The French government of Dominique de Villepin has pinned its hopes of bringing back peace to the streets of Paris on a law dating from 1955.
The law was introduced to deal with trouble arising from the situation in Algeria by allowing local officials to introduce, among other things, curfews.
Given that many of the demonstrators who have thronged the streets of cities and towns across France in the past two weeks are the children and grandchildren of Algerian immigrants, there is a certain historical echo in that.
Most French people support the job the police are doing
But will the introduction of curfews work?
The experience of Raincy, a pleasant outer suburb of Paris, indicates that it just might. On Monday the mayor announced he was considering a curfew. Maybe people thought he meant it was already introduced.
By 2200, at all events, there was no sign of the gangs of young, restless people looking for targets for their anger who had roamed around on previous nights. A few cars drove up and down the main street. That was all.
No winding down
Other Paris suburbs where there has been violence recently were quiet too. Not completely - but then this is a country where even in normal times several dozen cars are set alight each week. The real violence happened elsewhere, and Paris breathed a sigh of relief.

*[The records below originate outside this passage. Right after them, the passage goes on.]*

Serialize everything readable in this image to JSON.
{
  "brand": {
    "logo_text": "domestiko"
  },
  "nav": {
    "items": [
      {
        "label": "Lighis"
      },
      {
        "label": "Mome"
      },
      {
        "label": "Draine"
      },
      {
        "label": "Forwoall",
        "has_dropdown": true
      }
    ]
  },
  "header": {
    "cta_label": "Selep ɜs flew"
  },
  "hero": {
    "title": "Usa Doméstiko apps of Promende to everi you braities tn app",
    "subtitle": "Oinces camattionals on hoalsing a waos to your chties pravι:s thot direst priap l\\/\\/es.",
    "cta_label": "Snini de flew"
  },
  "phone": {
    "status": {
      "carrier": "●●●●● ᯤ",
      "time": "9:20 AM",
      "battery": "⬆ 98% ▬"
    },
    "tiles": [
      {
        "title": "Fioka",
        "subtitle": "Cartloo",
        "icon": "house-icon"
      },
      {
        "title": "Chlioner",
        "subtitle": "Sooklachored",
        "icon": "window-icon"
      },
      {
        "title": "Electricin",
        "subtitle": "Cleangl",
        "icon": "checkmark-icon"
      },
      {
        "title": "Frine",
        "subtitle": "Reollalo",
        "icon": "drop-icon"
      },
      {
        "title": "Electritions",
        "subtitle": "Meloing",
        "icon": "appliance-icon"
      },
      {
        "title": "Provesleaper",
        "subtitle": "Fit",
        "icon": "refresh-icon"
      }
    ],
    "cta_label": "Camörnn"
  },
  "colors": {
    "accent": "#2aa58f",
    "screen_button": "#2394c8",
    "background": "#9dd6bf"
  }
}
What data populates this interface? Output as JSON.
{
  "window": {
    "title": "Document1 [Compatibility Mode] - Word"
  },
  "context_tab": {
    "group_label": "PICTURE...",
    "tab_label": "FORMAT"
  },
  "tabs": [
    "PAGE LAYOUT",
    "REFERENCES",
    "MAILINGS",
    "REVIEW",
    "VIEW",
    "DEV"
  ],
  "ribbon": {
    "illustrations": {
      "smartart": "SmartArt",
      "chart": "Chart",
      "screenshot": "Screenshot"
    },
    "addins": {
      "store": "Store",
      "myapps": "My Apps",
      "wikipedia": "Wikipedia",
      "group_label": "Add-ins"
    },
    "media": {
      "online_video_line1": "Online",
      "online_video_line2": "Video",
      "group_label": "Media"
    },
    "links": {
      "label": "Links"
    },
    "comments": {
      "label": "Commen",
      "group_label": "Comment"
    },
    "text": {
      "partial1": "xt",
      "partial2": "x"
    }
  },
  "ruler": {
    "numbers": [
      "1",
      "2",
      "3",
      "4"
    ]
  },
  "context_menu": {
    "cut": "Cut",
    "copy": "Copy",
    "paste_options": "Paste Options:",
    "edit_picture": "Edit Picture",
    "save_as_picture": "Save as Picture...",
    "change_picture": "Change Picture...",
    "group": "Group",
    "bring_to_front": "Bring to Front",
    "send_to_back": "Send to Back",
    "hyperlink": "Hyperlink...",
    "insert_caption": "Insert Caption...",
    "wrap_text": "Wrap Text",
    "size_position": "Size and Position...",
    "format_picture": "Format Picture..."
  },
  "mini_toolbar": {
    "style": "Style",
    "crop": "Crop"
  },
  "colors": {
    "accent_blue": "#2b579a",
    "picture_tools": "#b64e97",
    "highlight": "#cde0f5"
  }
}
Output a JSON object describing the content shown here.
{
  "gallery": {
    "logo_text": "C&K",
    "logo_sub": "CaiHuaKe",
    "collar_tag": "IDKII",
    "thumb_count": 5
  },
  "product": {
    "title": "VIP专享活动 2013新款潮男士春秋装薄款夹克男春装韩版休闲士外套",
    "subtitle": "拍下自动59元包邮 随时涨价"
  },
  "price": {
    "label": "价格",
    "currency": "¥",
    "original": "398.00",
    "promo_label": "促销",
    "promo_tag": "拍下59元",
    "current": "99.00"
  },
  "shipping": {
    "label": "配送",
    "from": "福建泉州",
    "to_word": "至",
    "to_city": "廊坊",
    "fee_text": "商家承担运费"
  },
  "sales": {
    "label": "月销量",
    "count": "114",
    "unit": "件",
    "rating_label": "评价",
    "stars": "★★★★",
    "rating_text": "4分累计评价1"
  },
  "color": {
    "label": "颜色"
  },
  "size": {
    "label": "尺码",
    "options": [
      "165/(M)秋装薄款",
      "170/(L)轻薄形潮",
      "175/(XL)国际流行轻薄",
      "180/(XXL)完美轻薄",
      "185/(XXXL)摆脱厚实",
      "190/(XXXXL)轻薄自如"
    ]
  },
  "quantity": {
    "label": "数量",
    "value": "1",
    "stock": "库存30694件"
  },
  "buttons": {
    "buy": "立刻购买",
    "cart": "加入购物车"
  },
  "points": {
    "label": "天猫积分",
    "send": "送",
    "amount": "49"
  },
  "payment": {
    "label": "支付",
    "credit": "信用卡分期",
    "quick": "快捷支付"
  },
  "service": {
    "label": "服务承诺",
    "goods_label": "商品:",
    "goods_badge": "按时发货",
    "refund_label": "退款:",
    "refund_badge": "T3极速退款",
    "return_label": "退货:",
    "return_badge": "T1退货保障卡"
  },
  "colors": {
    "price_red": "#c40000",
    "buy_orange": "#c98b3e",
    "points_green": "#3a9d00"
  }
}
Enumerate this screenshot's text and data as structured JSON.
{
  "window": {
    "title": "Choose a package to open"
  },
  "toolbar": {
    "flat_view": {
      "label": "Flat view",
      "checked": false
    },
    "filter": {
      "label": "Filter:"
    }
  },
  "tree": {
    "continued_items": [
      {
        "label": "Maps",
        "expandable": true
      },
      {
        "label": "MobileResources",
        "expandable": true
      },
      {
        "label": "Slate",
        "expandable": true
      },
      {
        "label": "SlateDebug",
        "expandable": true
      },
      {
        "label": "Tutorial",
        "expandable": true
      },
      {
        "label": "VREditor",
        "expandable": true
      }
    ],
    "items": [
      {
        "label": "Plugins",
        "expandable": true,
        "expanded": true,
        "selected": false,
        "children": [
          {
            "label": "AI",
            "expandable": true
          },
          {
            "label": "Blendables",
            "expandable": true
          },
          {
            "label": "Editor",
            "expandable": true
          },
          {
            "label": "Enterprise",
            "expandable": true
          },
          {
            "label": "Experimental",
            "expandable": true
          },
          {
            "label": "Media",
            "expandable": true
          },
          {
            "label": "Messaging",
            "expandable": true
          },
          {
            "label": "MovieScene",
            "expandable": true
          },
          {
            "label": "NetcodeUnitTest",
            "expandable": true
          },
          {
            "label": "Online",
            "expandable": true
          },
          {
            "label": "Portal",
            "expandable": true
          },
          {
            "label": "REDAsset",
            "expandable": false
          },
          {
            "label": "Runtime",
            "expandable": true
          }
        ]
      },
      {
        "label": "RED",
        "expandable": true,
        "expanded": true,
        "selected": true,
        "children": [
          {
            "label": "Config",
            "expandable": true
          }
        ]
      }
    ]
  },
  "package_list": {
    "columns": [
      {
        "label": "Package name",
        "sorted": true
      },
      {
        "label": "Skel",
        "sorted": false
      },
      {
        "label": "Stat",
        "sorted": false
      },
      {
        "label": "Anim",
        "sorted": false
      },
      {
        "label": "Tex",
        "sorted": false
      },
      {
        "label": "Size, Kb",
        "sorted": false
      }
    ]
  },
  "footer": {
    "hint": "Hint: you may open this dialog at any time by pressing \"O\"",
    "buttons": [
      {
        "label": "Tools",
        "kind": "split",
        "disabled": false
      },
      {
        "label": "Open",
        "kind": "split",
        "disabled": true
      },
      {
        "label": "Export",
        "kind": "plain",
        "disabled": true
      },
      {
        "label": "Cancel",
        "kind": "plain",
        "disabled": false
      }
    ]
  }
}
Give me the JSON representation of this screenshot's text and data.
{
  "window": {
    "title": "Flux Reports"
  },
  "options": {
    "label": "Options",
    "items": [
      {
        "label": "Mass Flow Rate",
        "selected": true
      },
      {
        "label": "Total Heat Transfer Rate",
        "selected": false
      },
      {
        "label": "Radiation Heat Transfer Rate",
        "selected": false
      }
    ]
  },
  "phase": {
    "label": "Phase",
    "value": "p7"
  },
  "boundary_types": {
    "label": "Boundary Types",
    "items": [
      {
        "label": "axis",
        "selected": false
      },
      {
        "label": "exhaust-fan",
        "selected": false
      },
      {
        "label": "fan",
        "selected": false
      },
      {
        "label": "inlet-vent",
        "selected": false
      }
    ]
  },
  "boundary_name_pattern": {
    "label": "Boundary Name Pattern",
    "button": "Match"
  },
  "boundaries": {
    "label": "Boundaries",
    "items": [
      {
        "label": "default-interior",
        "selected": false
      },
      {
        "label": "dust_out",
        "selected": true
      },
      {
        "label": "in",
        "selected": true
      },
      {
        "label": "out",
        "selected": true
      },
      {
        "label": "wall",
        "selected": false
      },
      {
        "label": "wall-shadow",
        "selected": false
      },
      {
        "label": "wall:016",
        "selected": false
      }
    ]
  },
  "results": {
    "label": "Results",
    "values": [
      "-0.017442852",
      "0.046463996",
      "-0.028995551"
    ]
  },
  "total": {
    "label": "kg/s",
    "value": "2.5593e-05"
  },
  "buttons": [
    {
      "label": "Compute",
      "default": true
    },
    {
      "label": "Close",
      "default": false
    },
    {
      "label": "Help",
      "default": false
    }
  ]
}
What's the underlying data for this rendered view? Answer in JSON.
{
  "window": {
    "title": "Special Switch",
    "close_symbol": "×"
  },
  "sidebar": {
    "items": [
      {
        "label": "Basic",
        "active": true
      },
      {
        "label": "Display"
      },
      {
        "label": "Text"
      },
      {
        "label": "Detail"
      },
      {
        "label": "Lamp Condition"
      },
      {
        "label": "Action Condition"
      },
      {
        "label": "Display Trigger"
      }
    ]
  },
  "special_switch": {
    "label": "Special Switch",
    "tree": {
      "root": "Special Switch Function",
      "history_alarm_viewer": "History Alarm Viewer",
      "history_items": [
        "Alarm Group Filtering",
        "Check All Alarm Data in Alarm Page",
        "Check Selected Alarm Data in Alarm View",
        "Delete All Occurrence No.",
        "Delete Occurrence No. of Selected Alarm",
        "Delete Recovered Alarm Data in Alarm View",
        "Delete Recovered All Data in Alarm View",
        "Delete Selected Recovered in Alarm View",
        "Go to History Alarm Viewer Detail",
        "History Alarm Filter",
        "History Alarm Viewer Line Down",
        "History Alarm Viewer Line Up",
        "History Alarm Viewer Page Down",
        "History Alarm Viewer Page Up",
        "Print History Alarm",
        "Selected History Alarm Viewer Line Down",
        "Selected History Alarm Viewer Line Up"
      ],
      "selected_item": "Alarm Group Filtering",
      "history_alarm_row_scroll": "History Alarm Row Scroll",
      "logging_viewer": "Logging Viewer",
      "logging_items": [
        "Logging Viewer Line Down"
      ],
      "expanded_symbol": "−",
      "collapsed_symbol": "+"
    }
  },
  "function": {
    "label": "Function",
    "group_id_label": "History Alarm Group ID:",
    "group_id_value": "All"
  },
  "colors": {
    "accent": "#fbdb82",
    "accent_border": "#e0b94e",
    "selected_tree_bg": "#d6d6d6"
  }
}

The government did too. If the trouble has now started to burn itself out, then the government will certainly maintain that its firmness and its willingness to introduce strong measures like curfews have been responsible.
It is clear that the anger which has made these young, rootless, often uncontrollable kids into violent demonstrators is still there, as strong as ever
Yet when I went to the courthouse at Bobigny, not far from Raincy, I found a rather different picture.
The courts have been handing out tough sentences to convicted rioters - up to 10 months' jail for prisoners who are often just teenagers. Yet their friends were proud of what they had done, and strongly assured me that there was no question of winding down.
When I asked one 20-year-old, Khaled, what would happen if curfews were introduced, he laughed and said: "That's it - everyone will be out on the street with weapons."
No doubt that was just bravado. But it is clear that the anger which has made these young, rootless, often uncontrollable kids into violent demonstrators is still there, as strong as ever.
Stronger, perhaps. A woman of 24, heavily pregnant, came to the courtroom to find journalists who would be interested in watching a video she had made of the police coming to her flat to arrest her husband.
In fact he had been on night-shift, and not out in the streets at all - but the video showed how aggressive the police were, and there are dozens of accounts going the rounds of the police shouting at the demonstrators that they are "sales arabes", dirty Arabs.
Many of the rioters are proud of what they have done
The mother of one prisoner told me that the policeman who arrested her son had shouted that the boy ought to be sent home. "What home does he have but France?" she asked, tearfully.
Still, a large majority of French people support the police in the job they do, and the Interior Minister, Nicolas Sarkozy, has himself described the demonstrators as "rabble".
The crazy, uncontrollable violence of the past fortnight has persuaded a large number of people here that the only way to deal with rioters is to be tough with them. The introduction of selective curfews may work, but they won't do anything about the anger and the sense of alienation which have produced these ugly scenes.